Indian Child Welfare

201 South Muskogee Ave. Tahlequah, OK 74464

Child Protective Services

Cherokee Nation Child Protective Services accepts, investigates and records all reports of alleged abuse and neglect of Cherokee children and provides protection to Indian children on Indian lands. Child Protective Services also works with the Department of Human Services to investigate the abuse or mistreatment of Cherokee children residing outside the Cherokee Nation.

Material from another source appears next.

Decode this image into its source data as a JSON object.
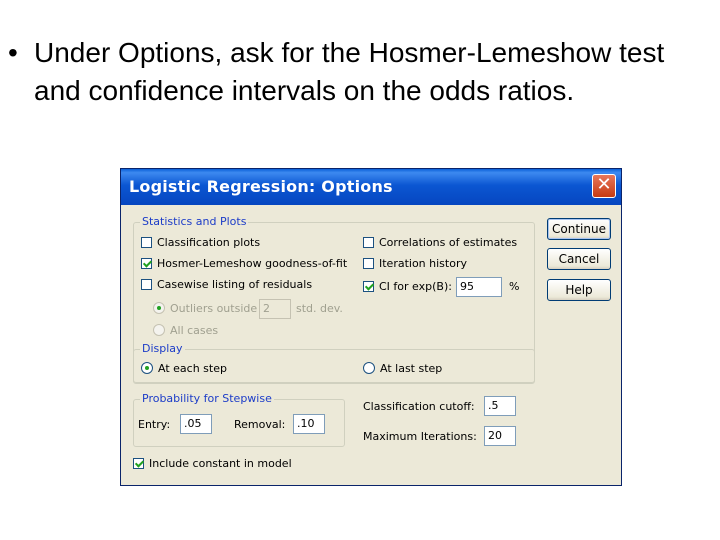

The primary responsibility of Child Protective Services is to assess the safety of the child and take the appropriate action to protect and promote the best interest of the child.

What is child abuse?
Child abuse is defined by law as harm or threatened harm to a child's health and welfare through acts or neglect by the child's parent(s), legal guardian or caretaker.

  • Physical Abuse: non-accidental physical injury to a child under the age of 18. 
  • Physical Neglect: failure to provide a child under the age of 18 with basic needs such as food, clothing, shelter, medical care, educational opportunity, protection or supervision. 
  • Sexual Abuse: sexual exploitation of a child or adolescent for the gratification of the perpetrator or another person. 
  • Psychological Maltreatment: rejecting, terrorizing, isolating, exploiting, corrupting, and/or denying emotional responsiveness.

Who is required to report child abuse? 
Federal, Tribal and State law requires EVERY PERSON, whether private citizen or professional, with reasonable cause to believe that a child under 18 is being abused or is in danger of being abused, to report the suspicion of abuse. Reports can be made to the Department of Human Services (DHS) in the county where the child resides or to a statewide hotline number designated for such a purpose.

When should someone report child abuse?
A report should be made when there is reasonable cause to believe that a child or adolescent has been abused or neglected or is in danger of being abused. A report of suspected abuse is only a request for an investigation. The person making the report does not need to prove the abuse prior to making the report. Investigation and validation of child abuse reports is the responsibility of child protective services. If additional incidents of abuse occur after the initial report has been made, the reporting party should contact child protective services again.

How should an abuse report be made? 
A report can be made to any county office of the Department of Human Services. Child abuse can also be reported 24 hours per day, seven days per week by calling the statewide child abuse hotline.

Statewide Child Abuse Hotline: 800-522-3511

You can also contact Cherokee Nation Indian Child Welfare Intake at 918-458-6900.

What information is needed when reporting abuse? 
When reporting child abuse, the following information will be requested. Failure to have all the information available should not prevent a person from reporting the abuse. However, certain information is vital to locate the child and provide some indication of what to expect when the child protective services worker investigates.

Prior to opening an investigation, pertinent information to provide includes:

  • Name of the child and family members 
  • Approximate age of the child (required) and family members 
  • Gender of the child and family members 
  • Family address or directions to the child's home or current location (required)
  • Family phone number 
  • Parents place of employment 
  • Description of suspected abuse (required) 
  • Current condition of the child (required)
  • Those reporting child abuse can remain anonymous